- Family photos are often cited as being the possessions that people would most want to save from a house fire. Why do you think that photographs are such a significant part of our lives? Write down how you feel about photos – or videos – from your family’s past.
I remember my mother saying this to me when I was young, her photographs would be the first thing she would grab in the event of a fire. When my mom and dad got a divorce, this changed. There were boxes and boxes of photo albums that we only taking up space.
I think that we as humans do not trust our memories, and rely on photographs instead. We want to hold tight to those precious moments, until, maybe, there’s a change and those memories become tarnished.
I took the two album that had AJ written on the spine, and are now on my shelf downstairs. There are really only a handful of photographs, most of which I have memorized and had a vivid memory of the event, I have a really good memory, and used to play games with my younger self, I’d sit on a chair in the lounge or on a tree stump at the bottom of my dead-end street, and say to myself, “remember this moment, remember this moment, remember this moment” over and over again to see if it would work.. and in all honesty it did. My youngest memory of doing that, I was 3, I know this because my dad was off work with a back injury and was working in the garage, he could never stay still. I sat in his big arm-chair, and say those words. I’ve got a picture of my dad and I in that chair, same age.
I think the reason is we don’t want to let go of our childhood, or those of our children, we want to hold the memories in our hands, scared of loosing them.
- Will this archiving be affected by the digital revolution? Do you have images languishing on your hard drive that you keep meaning to process? Is flicking through images on someone’s phone or digital photo frame as potent as looking through an album or sorting through a box of photos? Or is it better?
Yes, archiving will definitely be affected by the digital revolution because of the volume of photographs, too many, in a sea of images, which ones actually stand out, and which ones will be missed. I feel like the over saturation will water down the meaning.
I saved some photographs on a CD, ones of my travels around Asia in my early 20’s, over 10 years ago.. will a computer still read them, and how will the quality compare. I’m sure they will look grainy in comparison.
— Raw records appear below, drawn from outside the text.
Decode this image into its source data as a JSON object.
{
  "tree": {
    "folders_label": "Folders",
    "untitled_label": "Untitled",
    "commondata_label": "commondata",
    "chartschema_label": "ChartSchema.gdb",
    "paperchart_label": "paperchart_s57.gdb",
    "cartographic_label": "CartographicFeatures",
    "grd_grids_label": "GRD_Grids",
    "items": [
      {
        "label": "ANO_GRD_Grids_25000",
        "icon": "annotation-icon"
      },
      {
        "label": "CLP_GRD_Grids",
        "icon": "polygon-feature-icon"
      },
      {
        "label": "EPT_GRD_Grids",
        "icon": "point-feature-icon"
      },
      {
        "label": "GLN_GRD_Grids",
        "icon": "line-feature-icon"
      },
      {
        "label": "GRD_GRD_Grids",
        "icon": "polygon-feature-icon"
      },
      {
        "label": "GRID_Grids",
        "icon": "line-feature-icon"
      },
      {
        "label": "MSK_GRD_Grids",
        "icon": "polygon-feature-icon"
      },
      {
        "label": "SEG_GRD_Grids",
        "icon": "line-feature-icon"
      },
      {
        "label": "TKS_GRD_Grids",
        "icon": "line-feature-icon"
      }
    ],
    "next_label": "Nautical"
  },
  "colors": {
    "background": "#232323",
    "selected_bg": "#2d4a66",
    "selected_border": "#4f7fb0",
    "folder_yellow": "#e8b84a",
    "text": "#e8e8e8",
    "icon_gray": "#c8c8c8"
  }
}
I think, like the photographs Daniel Meadows took on his medium format camera, hold so much more value by which the quality of film produces, even the blurred ones. I really enjoyed The Photobus and got lost in his world for over an hour, watching his documentaries. It was so poignant, the 48 polyfotos thumbnails of his parents on a slide show, the fact that his mum got MS, a disease he now suffers from.
I love what he said about shooting on Graeme St. whilst at college, when he was learning about the physics of photography
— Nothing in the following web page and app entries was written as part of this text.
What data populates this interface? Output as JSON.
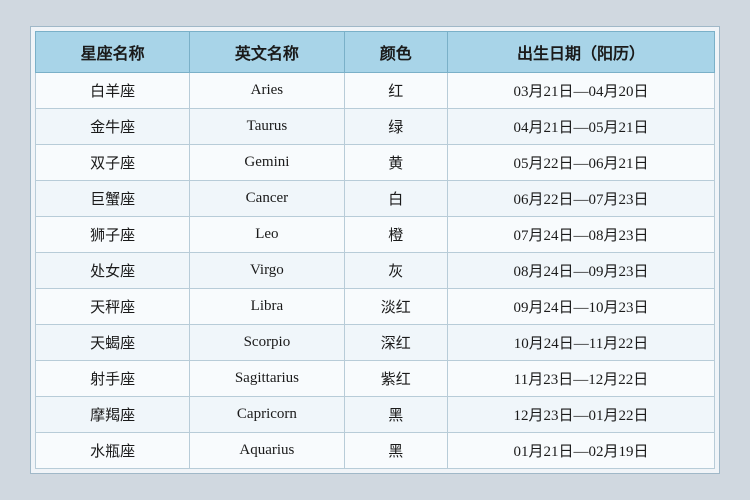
{
  "table": {
    "headers": [
      "星座名称",
      "英文名称",
      "颜色",
      "出生日期（阳历）"
    ],
    "rows": [
      {
        "chinese": "白羊座",
        "english": "Aries",
        "color": "红",
        "date": "03月21日—04月20日"
      },
      {
        "chinese": "金牛座",
        "english": "Taurus",
        "color": "绿",
        "date": "04月21日—05月21日"
      },
      {
        "chinese": "双子座",
        "english": "Gemini",
        "color": "黄",
        "date": "05月22日—06月21日"
      },
      {
        "chinese": "巨蟹座",
        "english": "Cancer",
        "color": "白",
        "date": "06月22日—07月23日"
      },
      {
        "chinese": "狮子座",
        "english": "Leo",
        "color": "橙",
        "date": "07月24日—08月23日"
      },
      {
        "chinese": "处女座",
        "english": "Virgo",
        "color": "灰",
        "date": "08月24日—09月23日"
      },
      {
        "chinese": "天秤座",
        "english": "Libra",
        "color": "淡红",
        "date": "09月24日—10月23日"
      },
      {
        "chinese": "天蝎座",
        "english": "Scorpio",
        "color": "深红",
        "date": "10月24日—11月22日"
      },
      {
        "chinese": "射手座",
        "english": "Sagittarius",
        "color": "紫红",
        "date": "11月23日—12月22日"
      },
      {
        "chinese": "摩羯座",
        "english": "Capricorn",
        "color": "黑",
        "date": "12月23日—01月22日"
      },
      {
        "chinese": "水瓶座",
        "english": "Aquarius",
        "color": "黑",
        "date": "01月21日—02月19日"
      }
    ]
  }
}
Physics of photography = illumination x time
U = (I/M+1) F
You equal I/me plus one where F equal the focal point of the lense
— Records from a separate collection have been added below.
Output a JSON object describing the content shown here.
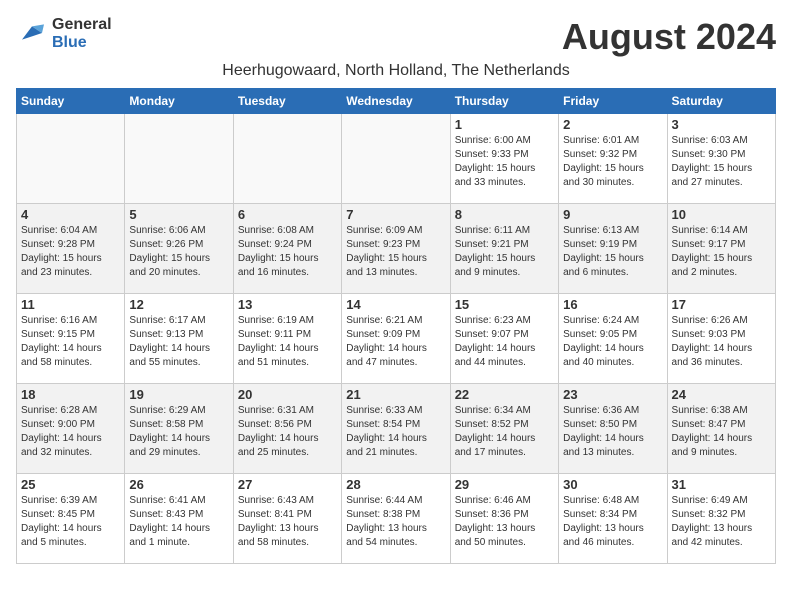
{
  "header": {
    "logo_general": "General",
    "logo_blue": "Blue",
    "month_title": "August 2024",
    "subtitle": "Heerhugowaard, North Holland, The Netherlands"
  },
  "weekdays": [
    "Sunday",
    "Monday",
    "Tuesday",
    "Wednesday",
    "Thursday",
    "Friday",
    "Saturday"
  ],
  "weeks": [
    [
      {
        "day": "",
        "info": "",
        "empty": true
      },
      {
        "day": "",
        "info": "",
        "empty": true
      },
      {
        "day": "",
        "info": "",
        "empty": true
      },
      {
        "day": "",
        "info": "",
        "empty": true
      },
      {
        "day": "1",
        "info": "Sunrise: 6:00 AM\nSunset: 9:33 PM\nDaylight: 15 hours\nand 33 minutes."
      },
      {
        "day": "2",
        "info": "Sunrise: 6:01 AM\nSunset: 9:32 PM\nDaylight: 15 hours\nand 30 minutes."
      },
      {
        "day": "3",
        "info": "Sunrise: 6:03 AM\nSunset: 9:30 PM\nDaylight: 15 hours\nand 27 minutes."
      }
    ],
    [
      {
        "day": "4",
        "info": "Sunrise: 6:04 AM\nSunset: 9:28 PM\nDaylight: 15 hours\nand 23 minutes."
      },
      {
        "day": "5",
        "info": "Sunrise: 6:06 AM\nSunset: 9:26 PM\nDaylight: 15 hours\nand 20 minutes."
      },
      {
        "day": "6",
        "info": "Sunrise: 6:08 AM\nSunset: 9:24 PM\nDaylight: 15 hours\nand 16 minutes."
      },
      {
        "day": "7",
        "info": "Sunrise: 6:09 AM\nSunset: 9:23 PM\nDaylight: 15 hours\nand 13 minutes."
      },
      {
        "day": "8",
        "info": "Sunrise: 6:11 AM\nSunset: 9:21 PM\nDaylight: 15 hours\nand 9 minutes."
      },
      {
        "day": "9",
        "info": "Sunrise: 6:13 AM\nSunset: 9:19 PM\nDaylight: 15 hours\nand 6 minutes."
      },
      {
        "day": "10",
        "info": "Sunrise: 6:14 AM\nSunset: 9:17 PM\nDaylight: 15 hours\nand 2 minutes."
      }
    ],
    [
      {
        "day": "11",
        "info": "Sunrise: 6:16 AM\nSunset: 9:15 PM\nDaylight: 14 hours\nand 58 minutes."
      },
      {
        "day": "12",
        "info": "Sunrise: 6:17 AM\nSunset: 9:13 PM\nDaylight: 14 hours\nand 55 minutes."
      },
      {
        "day": "13",
        "info": "Sunrise: 6:19 AM\nSunset: 9:11 PM\nDaylight: 14 hours\nand 51 minutes."
      },
      {
        "day": "14",
        "info": "Sunrise: 6:21 AM\nSunset: 9:09 PM\nDaylight: 14 hours\nand 47 minutes."
      },
      {
        "day": "15",
        "info": "Sunrise: 6:23 AM\nSunset: 9:07 PM\nDaylight: 14 hours\nand 44 minutes."
      },
      {
        "day": "16",
        "info": "Sunrise: 6:24 AM\nSunset: 9:05 PM\nDaylight: 14 hours\nand 40 minutes."
      },
      {
        "day": "17",
        "info": "Sunrise: 6:26 AM\nSunset: 9:03 PM\nDaylight: 14 hours\nand 36 minutes."
      }
    ],
    [
      {
        "day": "18",
        "info": "Sunrise: 6:28 AM\nSunset: 9:00 PM\nDaylight: 14 hours\nand 32 minutes."
      },
      {
        "day": "19",
        "info": "Sunrise: 6:29 AM\nSunset: 8:58 PM\nDaylight: 14 hours\nand 29 minutes."
      },
      {
        "day": "20",
        "info": "Sunrise: 6:31 AM\nSunset: 8:56 PM\nDaylight: 14 hours\nand 25 minutes."
      },
      {
        "day": "21",
        "info": "Sunrise: 6:33 AM\nSunset: 8:54 PM\nDaylight: 14 hours\nand 21 minutes."
      },
      {
        "day": "22",
        "info": "Sunrise: 6:34 AM\nSunset: 8:52 PM\nDaylight: 14 hours\nand 17 minutes."
      },
      {
        "day": "23",
        "info": "Sunrise: 6:36 AM\nSunset: 8:50 PM\nDaylight: 14 hours\nand 13 minutes."
      },
      {
        "day": "24",
        "info": "Sunrise: 6:38 AM\nSunset: 8:47 PM\nDaylight: 14 hours\nand 9 minutes."
      }
    ],
    [
      {
        "day": "25",
        "info": "Sunrise: 6:39 AM\nSunset: 8:45 PM\nDaylight: 14 hours\nand 5 minutes."
      },
      {
        "day": "26",
        "info": "Sunrise: 6:41 AM\nSunset: 8:43 PM\nDaylight: 14 hours\nand 1 minute."
      },
      {
        "day": "27",
        "info": "Sunrise: 6:43 AM\nSunset: 8:41 PM\nDaylight: 13 hours\nand 58 minutes."
      },
      {
        "day": "28",
        "info": "Sunrise: 6:44 AM\nSunset: 8:38 PM\nDaylight: 13 hours\nand 54 minutes."
      },
      {
        "day": "29",
        "info": "Sunrise: 6:46 AM\nSunset: 8:36 PM\nDaylight: 13 hours\nand 50 minutes."
      },
      {
        "day": "30",
        "info": "Sunrise: 6:48 AM\nSunset: 8:34 PM\nDaylight: 13 hours\nand 46 minutes."
      },
      {
        "day": "31",
        "info": "Sunrise: 6:49 AM\nSunset: 8:32 PM\nDaylight: 13 hours\nand 42 minutes."
      }
    ]
  ]
}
wheras Meadows says
Subject distance = the degree of engagement between the photographer and the photographed
The mechanical process both of science and effort add to the quality, the time, and the composition of each photograph. The amount of consideration given adds much more value to processed images.
Digital images taken on a camera phone are superficially, temporarily, easily produces everyday with such thoughtlessness, then deleted equally.
On the other hand, SLRs give us the freedom, ease, and technology to create better, useful, and imaginative photographs of such quality, prints are to be cherished. We must remember to print, create photo albums we can hold, and look through, to show our friends, to remember. This I think hold the most truth, an object, a picture, instead of an image on a screen.